◆ **Your task**
The reply should return the data in full, exactly as written.

◆ **Record extracts**
____

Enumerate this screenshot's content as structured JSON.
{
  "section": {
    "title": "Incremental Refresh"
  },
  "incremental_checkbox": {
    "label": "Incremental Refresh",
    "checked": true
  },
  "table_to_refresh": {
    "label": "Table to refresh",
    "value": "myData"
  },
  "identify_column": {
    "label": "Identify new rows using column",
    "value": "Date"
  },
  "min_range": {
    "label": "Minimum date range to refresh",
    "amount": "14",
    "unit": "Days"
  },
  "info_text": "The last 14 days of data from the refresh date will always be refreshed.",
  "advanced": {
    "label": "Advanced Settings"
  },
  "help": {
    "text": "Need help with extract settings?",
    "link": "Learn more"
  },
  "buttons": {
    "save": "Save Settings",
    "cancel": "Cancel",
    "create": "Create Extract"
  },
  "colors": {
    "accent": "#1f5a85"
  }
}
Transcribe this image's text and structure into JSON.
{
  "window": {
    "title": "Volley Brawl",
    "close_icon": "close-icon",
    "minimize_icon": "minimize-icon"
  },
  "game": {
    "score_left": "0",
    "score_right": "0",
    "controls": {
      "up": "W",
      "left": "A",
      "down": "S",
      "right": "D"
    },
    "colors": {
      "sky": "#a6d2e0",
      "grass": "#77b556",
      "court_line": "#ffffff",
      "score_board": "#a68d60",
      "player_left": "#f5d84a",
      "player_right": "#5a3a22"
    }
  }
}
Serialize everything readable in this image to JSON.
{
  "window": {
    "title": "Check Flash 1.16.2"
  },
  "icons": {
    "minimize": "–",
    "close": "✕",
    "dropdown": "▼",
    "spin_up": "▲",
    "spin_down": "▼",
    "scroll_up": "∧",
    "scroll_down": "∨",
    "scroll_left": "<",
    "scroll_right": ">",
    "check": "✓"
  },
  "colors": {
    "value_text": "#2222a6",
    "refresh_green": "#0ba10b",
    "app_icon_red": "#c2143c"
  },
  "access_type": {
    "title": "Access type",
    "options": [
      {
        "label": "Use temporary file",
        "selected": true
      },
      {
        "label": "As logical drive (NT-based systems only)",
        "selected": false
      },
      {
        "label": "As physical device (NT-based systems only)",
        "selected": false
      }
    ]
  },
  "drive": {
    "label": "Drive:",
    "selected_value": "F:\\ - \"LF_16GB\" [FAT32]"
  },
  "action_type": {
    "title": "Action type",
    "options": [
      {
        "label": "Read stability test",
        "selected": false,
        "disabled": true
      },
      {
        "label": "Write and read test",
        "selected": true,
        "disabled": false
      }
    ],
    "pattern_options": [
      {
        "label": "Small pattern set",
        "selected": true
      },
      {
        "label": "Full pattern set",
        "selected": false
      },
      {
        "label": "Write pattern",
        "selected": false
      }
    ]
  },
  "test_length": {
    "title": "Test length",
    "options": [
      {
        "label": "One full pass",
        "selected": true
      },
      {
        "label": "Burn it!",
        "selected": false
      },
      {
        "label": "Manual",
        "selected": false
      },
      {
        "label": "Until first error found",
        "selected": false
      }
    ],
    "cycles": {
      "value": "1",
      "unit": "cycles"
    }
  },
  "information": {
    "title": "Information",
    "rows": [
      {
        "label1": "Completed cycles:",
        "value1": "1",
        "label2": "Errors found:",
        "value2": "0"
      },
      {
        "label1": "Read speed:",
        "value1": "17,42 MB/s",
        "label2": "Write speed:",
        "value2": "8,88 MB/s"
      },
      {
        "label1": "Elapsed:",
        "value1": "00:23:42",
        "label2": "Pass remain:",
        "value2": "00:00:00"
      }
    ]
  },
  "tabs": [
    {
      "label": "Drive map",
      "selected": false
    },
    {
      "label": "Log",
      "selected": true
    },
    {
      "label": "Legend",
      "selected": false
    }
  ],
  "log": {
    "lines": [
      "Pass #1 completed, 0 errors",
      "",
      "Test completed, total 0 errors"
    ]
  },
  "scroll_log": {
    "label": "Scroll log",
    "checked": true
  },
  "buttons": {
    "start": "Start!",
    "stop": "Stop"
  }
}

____

◆ **Response to the task**
Enumerate this screenshot's content as structured JSON.
{
  "section": {
    "title": "Incremental Refresh"
  },
  "incremental_checkbox": {
    "label": "Incremental Refresh",
    "checked": true
  },
  "table_to_refresh": {
    "label": "Table to refresh",
    "value": "myData"
  },
  "identify_column": {
    "label": "Identify new rows using column",
    "value": "Date"
  },
  "min_range": {
    "label": "Minimum date range to refresh",
    "amount": "14",
    "unit": "Days"
  },
  "info_text": "The last 14 days of data from the refresh date will always be refreshed.",
  "advanced": {
    "label": "Advanced Settings"
  },
  "help": {
    "text": "Need help with extract settings?",
    "link": "Learn more"
  },
  "buttons": {
    "save": "Save Settings",
    "cancel": "Cancel",
    "create": "Create Extract"
  },
  "colors": {
    "accent": "#1f5a85"
  }
}
Transcribe this image's text and structure into JSON.
{
  "window": {
    "title": "Volley Brawl",
    "close_icon": "close-icon",
    "minimize_icon": "minimize-icon"
  },
  "game": {
    "score_left": "0",
    "score_right": "0",
    "controls": {
      "up": "W",
      "left": "A",
      "down": "S",
      "right": "D"
    },
    "colors": {
      "sky": "#a6d2e0",
      "grass": "#77b556",
      "court_line": "#ffffff",
      "score_board": "#a68d60",
      "player_left": "#f5d84a",
      "player_right": "#5a3a22"
    }
  }
}
Serialize everything readable in this image to JSON.
{
  "window": {
    "title": "Check Flash 1.16.2"
  },
  "icons": {
    "minimize": "–",
    "close": "✕",
    "dropdown": "▼",
    "spin_up": "▲",
    "spin_down": "▼",
    "scroll_up": "∧",
    "scroll_down": "∨",
    "scroll_left": "<",
    "scroll_right": ">",
    "check": "✓"
  },
  "colors": {
    "value_text": "#2222a6",
    "refresh_green": "#0ba10b",
    "app_icon_red": "#c2143c"
  },
  "access_type": {
    "title": "Access type",
    "options": [
      {
        "label": "Use temporary file",
        "selected": true
      },
      {
        "label": "As logical drive (NT-based systems only)",
        "selected": false
      },
      {
        "label": "As physical device (NT-based systems only)",
        "selected": false
      }
    ]
  },
  "drive": {
    "label": "Drive:",
    "selected_value": "F:\\ - \"LF_16GB\" [FAT32]"
  },
  "action_type": {
    "title": "Action type",
    "options": [
      {
        "label": "Read stability test",
        "selected": false,
        "disabled": true
      },
      {
        "label": "Write and read test",
        "selected": true,
        "disabled": false
      }
    ],
    "pattern_options": [
      {
        "label": "Small pattern set",
        "selected": true
      },
      {
        "label": "Full pattern set",
        "selected": false
      },
      {
        "label": "Write pattern",
        "selected": false
      }
    ]
  },
  "test_length": {
    "title": "Test length",
    "options": [
      {
        "label": "One full pass",
        "selected": true
      },
      {
        "label": "Burn it!",
        "selected": false
      },
      {
        "label": "Manual",
        "selected": false
      },
      {
        "label": "Until first error found",
        "selected": false
      }
    ],
    "cycles": {
      "value": "1",
      "unit": "cycles"
    }
  },
  "information": {
    "title": "Information",
    "rows": [
      {
        "label1": "Completed cycles:",
        "value1": "1",
        "label2": "Errors found:",
        "value2": "0"
      },
      {
        "label1": "Read speed:",
        "value1": "17,42 MB/s",
        "label2": "Write speed:",
        "value2": "8,88 MB/s"
      },
      {
        "label1": "Elapsed:",
        "value1": "00:23:42",
        "label2": "Pass remain:",
        "value2": "00:00:00"
      }
    ]
  },
  "tabs": [
    {
      "label": "Drive map",
      "selected": false
    },
    {
      "label": "Log",
      "selected": true
    },
    {
      "label": "Legend",
      "selected": false
    }
  ],
  "log": {
    "lines": [
      "Pass #1 completed, 0 errors",
      "",
      "Test completed, total 0 errors"
    ]
  },
  "scroll_log": {
    "label": "Scroll log",
    "checked": true
  },
  "buttons": {
    "start": "Start!",
    "stop": "Stop"
  }
}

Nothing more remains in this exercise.